Listed records ▸
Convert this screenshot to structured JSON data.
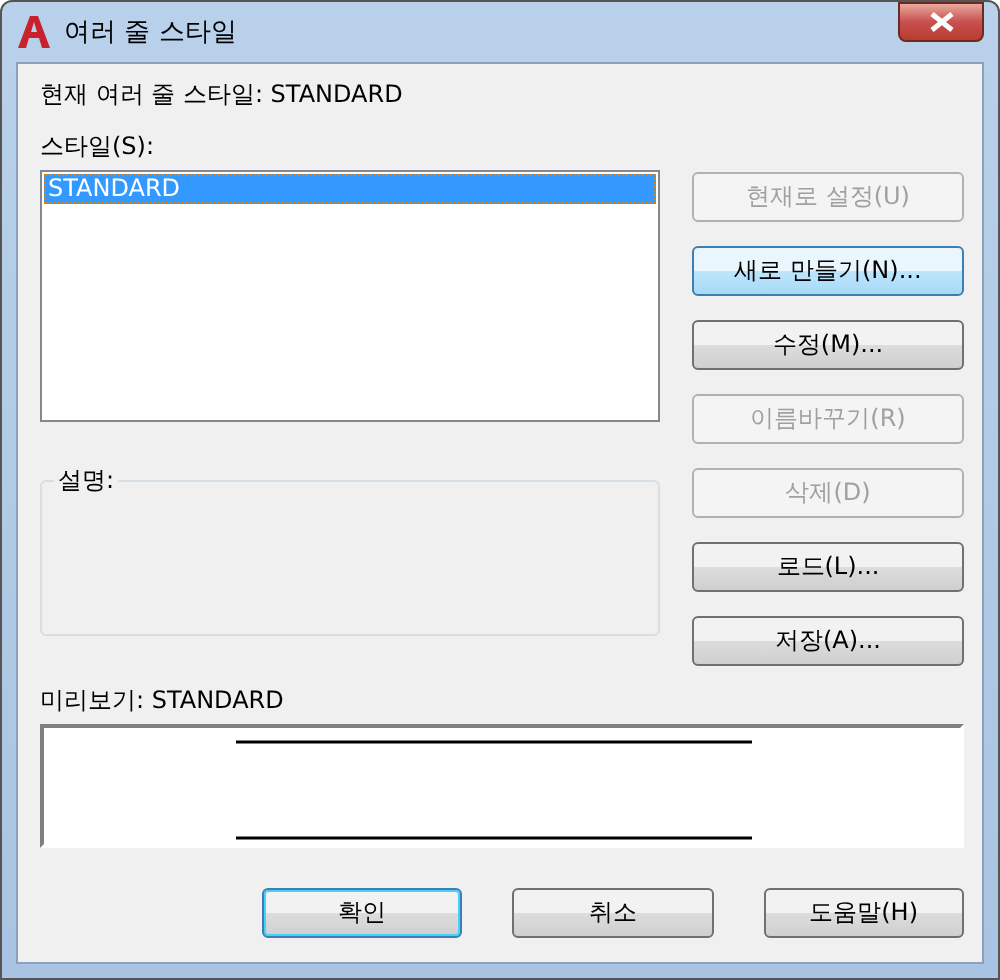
{
  "window": {
    "title": "여러 줄 스타일"
  },
  "current_style": "현재 여러 줄 스타일: STANDARD",
  "styles": {
    "label": "스타일(S):",
    "items": [
      {
        "label": "STANDARD",
        "selected": true
      }
    ]
  },
  "side_buttons": [
    {
      "label": "현재로 설정(U)",
      "disabled": true,
      "hover": false
    },
    {
      "label": "새로 만들기(N)...",
      "disabled": false,
      "hover": true
    },
    {
      "label": "수정(M)...",
      "disabled": false,
      "hover": false
    },
    {
      "label": "이름바꾸기(R)",
      "disabled": true,
      "hover": false
    },
    {
      "label": "삭제(D)",
      "disabled": true,
      "hover": false
    },
    {
      "label": "로드(L)...",
      "disabled": false,
      "hover": false
    },
    {
      "label": "저장(A)...",
      "disabled": false,
      "hover": false
    }
  ],
  "description": {
    "label": "설명:"
  },
  "preview": {
    "label": "미리보기: STANDARD"
  },
  "buttons": [
    {
      "label": "확인",
      "default": true
    },
    {
      "label": "취소",
      "default": false
    },
    {
      "label": "도움말(H)",
      "default": false
    }
  ]
}
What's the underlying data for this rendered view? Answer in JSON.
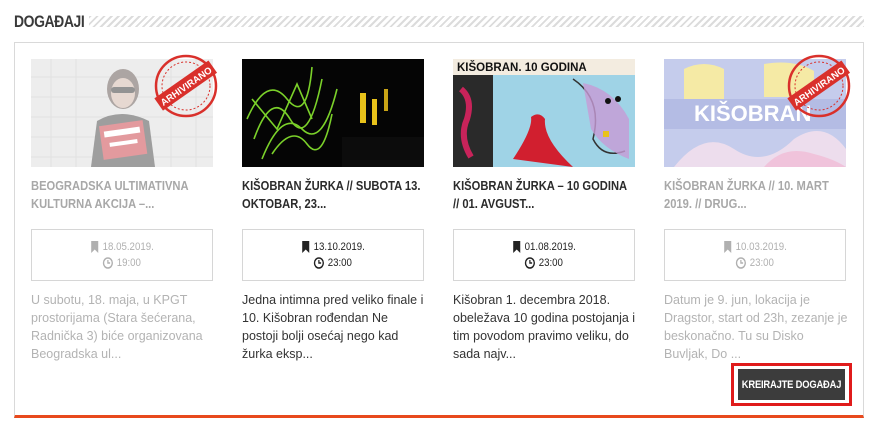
{
  "section": {
    "title": "DOGAĐAJI"
  },
  "cards": [
    {
      "title": "BEOGRADSKA ULTIMATIVNA KULTURNA AKCIJA –...",
      "date": "18.05.2019.",
      "time": "19:00",
      "description": "U subotu, 18. maja, u KPGT prostorijama (Stara šećerana, Radnička 3) biće organizovana Beogradska ul...",
      "archived": true,
      "stamp_text": "ARHIVIRANO"
    },
    {
      "title": "KIŠOBRAN ŽURKA // SUBOTA 13. OKTOBAR, 23...",
      "date": "13.10.2019.",
      "time": "23:00",
      "description": "Jedna intimna pred veliko finale i 10. Kišobran rođendan Ne postoji bolji osećaj nego kad žurka eksp...",
      "archived": false
    },
    {
      "title": "KIŠOBRAN ŽURKA – 10 GODINA // 01. AVGUST...",
      "date": "01.08.2019.",
      "time": "23:00",
      "description": "Kišobran 1. decembra 2018. obeležava 10 godina postojanja i tim povodom pravimo veliku, do sada najv...",
      "archived": false,
      "poster_text": "KIŠOBRAN. 10 GODINA"
    },
    {
      "title": "KIŠOBRAN ŽURKA // 10. MART 2019. // DRUG...",
      "date": "10.03.2019.",
      "time": "23:00",
      "description": "Datum je 9. jun, lokacija je Dragstor, start od 23h, zezanje je beskonačno. Tu su Disko Buvljak, Do ...",
      "archived": true,
      "stamp_text": "ARHIVIRANO",
      "poster_text": "KIŠOBRAN"
    }
  ],
  "create_button": {
    "label": "KREIRAJTE DOGAĐAJ"
  },
  "colors": {
    "accent": "#e8491d",
    "highlight": "#e01b1b",
    "button_bg": "#3c3c3c",
    "stamp": "#d9302b"
  }
}
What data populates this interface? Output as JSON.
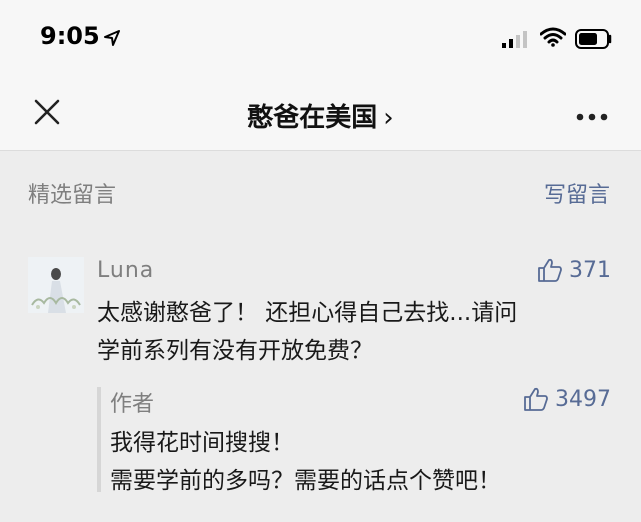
{
  "status": {
    "time": "9:05"
  },
  "nav": {
    "title": "憨爸在美国",
    "chevron": "›"
  },
  "section": {
    "label": "精选留言",
    "write_link": "写留言"
  },
  "comment": {
    "user": "Luna",
    "likes": "371",
    "lines": [
      "太感谢憨爸了！ 还担心得自己去找...请问",
      "学前系列有没有开放免费？"
    ]
  },
  "reply": {
    "author": "作者",
    "likes": "3497",
    "lines": [
      "我得花时间搜搜！",
      "需要学前的多吗？需要的话点个赞吧！"
    ]
  },
  "colors": {
    "link": "#576b95",
    "muted": "#7f7f7f",
    "background": "#ededed"
  },
  "icons": [
    "location-arrow-icon",
    "signal-icon",
    "wifi-icon",
    "battery-icon",
    "close-icon",
    "more-icon",
    "thumbs-up-icon"
  ]
}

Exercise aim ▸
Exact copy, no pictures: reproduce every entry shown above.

Answer section ▸
Convert this screenshot to structured JSON data.
{
  "window": {
    "title": "여러 줄 스타일"
  },
  "current_style": "현재 여러 줄 스타일: STANDARD",
  "styles": {
    "label": "스타일(S):",
    "items": [
      {
        "label": "STANDARD",
        "selected": true
      }
    ]
  },
  "side_buttons": [
    {
      "label": "현재로 설정(U)",
      "disabled": true,
      "hover": false
    },
    {
      "label": "새로 만들기(N)...",
      "disabled": false,
      "hover": true
    },
    {
      "label": "수정(M)...",
      "disabled": false,
      "hover": false
    },
    {
      "label": "이름바꾸기(R)",
      "disabled": true,
      "hover": false
    },
    {
      "label": "삭제(D)",
      "disabled": true,
      "hover": false
    },
    {
      "label": "로드(L)...",
      "disabled": false,
      "hover": false
    },
    {
      "label": "저장(A)...",
      "disabled": false,
      "hover": false
    }
  ],
  "description": {
    "label": "설명:"
  },
  "preview": {
    "label": "미리보기: STANDARD"
  },
  "buttons": [
    {
      "label": "확인",
      "default": true
    },
    {
      "label": "취소",
      "default": false
    },
    {
      "label": "도움말(H)",
      "default": false
    }
  ]
}
What's the underlying data for this rendered view? Answer in JSON.
{
  "section": {
    "title": "DOGAĐAJI"
  },
  "cards": [
    {
      "title": "BEOGRADSKA ULTIMATIVNA KULTURNA AKCIJA –...",
      "date": "18.05.2019.",
      "time": "19:00",
      "description": "U subotu, 18. maja, u KPGT prostorijama (Stara šećerana, Radnička 3) biće organizovana Beogradska ul...",
      "archived": true,
      "stamp_text": "ARHIVIRANO"
    },
    {
      "title": "KIŠOBRAN ŽURKA // SUBOTA 13. OKTOBAR, 23...",
      "date": "13.10.2019.",
      "time": "23:00",
      "description": "Jedna intimna pred veliko finale i 10. Kišobran rođendan Ne postoji bolji osećaj nego kad žurka eksp...",
      "archived": false
    },
    {
      "title": "KIŠOBRAN ŽURKA – 10 GODINA // 01. AVGUST...",
      "date": "01.08.2019.",
      "time": "23:00",
      "description": "Kišobran 1. decembra 2018. obeležava 10 godina postojanja i tim povodom pravimo veliku, do sada najv...",
      "archived": false,
      "poster_text": "KIŠOBRAN. 10 GODINA"
    },
    {
      "title": "KIŠOBRAN ŽURKA // 10. MART 2019. // DRUG...",
      "date": "10.03.2019.",
      "time": "23:00",
      "description": "Datum je 9. jun, lokacija je Dragstor, start od 23h, zezanje je beskonačno. Tu su Disko Buvljak, Do ...",
      "archived": true,
      "stamp_text": "ARHIVIRANO",
      "poster_text": "KIŠOBRAN"
    }
  ],
  "create_button": {
    "label": "KREIRAJTE DOGAĐAJ"
  },
  "colors": {
    "accent": "#e8491d",
    "highlight": "#e01b1b",
    "button_bg": "#3c3c3c",
    "stamp": "#d9302b"
  }
}
What data populates this interface? Output as JSON.
{
  "status": {
    "time": "9:05"
  },
  "nav": {
    "title": "憨爸在美国",
    "chevron": "›"
  },
  "section": {
    "label": "精选留言",
    "write_link": "写留言"
  },
  "comment": {
    "user": "Luna",
    "likes": "371",
    "lines": [
      "太感谢憨爸了！ 还担心得自己去找...请问",
      "学前系列有没有开放免费？"
    ]
  },
  "reply": {
    "author": "作者",
    "likes": "3497",
    "lines": [
      "我得花时间搜搜！",
      "需要学前的多吗？需要的话点个赞吧！"
    ]
  },
  "colors": {
    "link": "#576b95",
    "muted": "#7f7f7f",
    "background": "#ededed"
  },
  "icons": [
    "location-arrow-icon",
    "signal-icon",
    "wifi-icon",
    "battery-icon",
    "close-icon",
    "more-icon",
    "thumbs-up-icon"
  ]
}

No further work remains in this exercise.